Wednesday, May 4, 2011
Back in the 1980s I traveled down to New York City & met with THE IMAGE BANK. Although stock photography had been around a long time, this new iteration revolutionized photography forever. From what had previously been outtakes, the new idea was to combine the best photographers, the best photography & the best marketing. It treated good photography with respect & I wanted some of that. A new era was born.
Wednesday, April 20, 2011
They tell me timing is everything. I was writing a blog about street photography when WBZ-TV(CBS Affiliate) did a piece on the eleven o'clock news about photographers in downtown Boston. I could not believe my eyes & ears. They did an entire piece on male photographers taking pictures in Downtown Crossing. They surreptitiously videotaped several men on an afternoon. They questioned a couple of them too. The station made no overt accusations. No one was breaking the law but they brought into question how creepy this practice seemed.
Wednesday, April 6, 2011
The early predecessor to modern films were similar to what we call stop motion today, stills fixed to a round drum and hand cranked to create an animated picture. It makes sense then that hundreds of films have been made paying homage to photographers and photography. This is by no means a comprehensive list and it is mostly based on opinion, so I'm sure people will have films they feel should be listed. So by all means add any films you think should be added in the comments.
Monday, March 14, 2011
A pet peeve amongst veteran photographers, albeit condescending, is how many neophytes approach the craft expecting someone to paint an “X” on the ground where they are supposed to stand, instruct them what f/stop & shutter speed to use & exactly when to push the button. That is not photography. It is painting-by-numbers. Photography is a moving target. And it requires repetition similar to practicing piano scales. Therefore pundits talk ad infinitum about the lonely learning curve necessary for taking “better pictures”: composition, rules, technique, tricks, etc. But lost in the discussion remains all sorts of significant factors that conspire against you & keep you from making Good pictures. Nobody talks about that.
These “maladies” plague everyone: amateurs & pros. And they never abate. For our whole lives we have to fight them.
Tuesday, January 25, 2011
Certain things are always found in pairs: shoes, peanut butter & jelly, Fred Astaire/Ginger Rodgers, hydrogen atoms, yin & yang. Salt & pepper. Ubiquitous. Inexpensive. They compliment each other well. But it was not always thus. Until recently they were rare & valuable commodities. Though they have varied origins their modern day relationship is in tandem.
Since before history, salt & pepper have been objects of desire. The matchup began in the days when salting was the only way to preserve meat & fish. Pepper was added to make the salty food more palatable. Besides being condiments, they were used as currency, even salaries. Over time trade routes were established, cities were founded & continents were discovered to satisfy the taste.
Thursday, January 13, 2011

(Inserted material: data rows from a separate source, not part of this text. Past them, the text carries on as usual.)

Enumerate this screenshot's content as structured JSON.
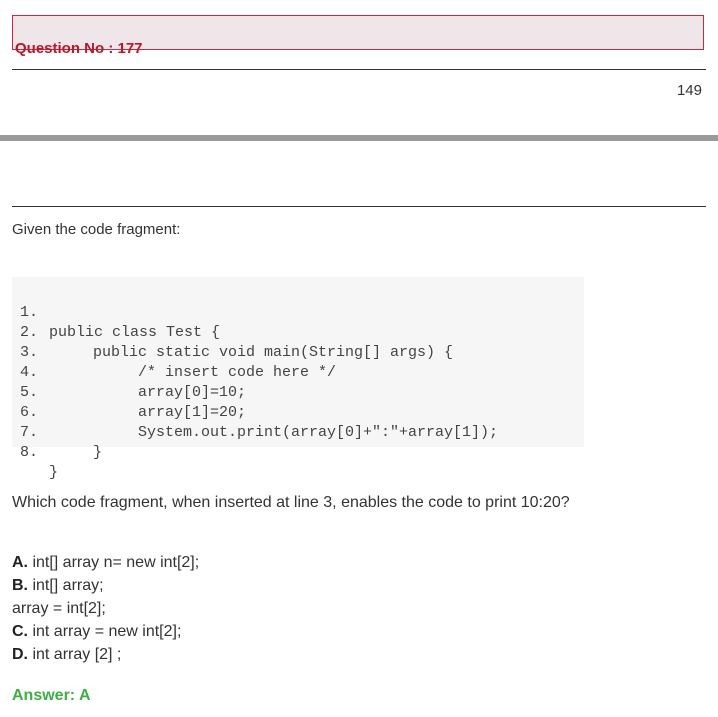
{
  "question": {
    "title": "Question No : 177",
    "page_number": "149"
  },
  "intro": "Given the code fragment:",
  "code": {
    "lines": [
      {
        "num": "1.",
        "text": "public class Test {"
      },
      {
        "num": "2.",
        "text": "public static void main(String[] args) {"
      },
      {
        "num": "3.",
        "text": "/* insert code here */"
      },
      {
        "num": "4.",
        "text": "array[0]=10;"
      },
      {
        "num": "5.",
        "text": "array[1]=20;"
      },
      {
        "num": "6.",
        "text": "System.out.print(array[0]+\":\"+array[1]);"
      },
      {
        "num": "7.",
        "text": "}"
      },
      {
        "num": "8.",
        "text": "}"
      }
    ]
  },
  "prompt": "Which code fragment, when inserted at line 3, enables the code to print 10:20?",
  "options": [
    {
      "letter": "A.",
      "text": " int[] array n= new int[2];"
    },
    {
      "letter": "B.",
      "text": " int[] array;"
    },
    {
      "letter": "",
      "text": "array = int[2];"
    },
    {
      "letter": "C.",
      "text": " int array = new int[2];"
    },
    {
      "letter": "D.",
      "text": " int array [2] ;"
    }
  ],
  "answer": "Answer: A"
}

One year ago we traveled to New York City to be interviewed by James Sullivan of 1PROPHOTO. James teaches a compact and complete course called Photo Assistant Boot Camp for photo assistants & digital assistants and runs the website 1PROPHOTO.com featuring online tutorials, industry links, and photographic resources.
We were videotaped at SANDBOX STUDIOS on a pleasant day in Manhattan. James asks questions about my entire career, from my transition from science to photography and the struggles that I faced, to finding my professional voice and making an impact on the industry.
Its a Four part video Posted up at 1PROPHOTO.com here is the 1st part...
Lou Jones interview part 1 from 1ProPhotoCom on Vimeo.
To see the other Three parts of the interview please go HERE...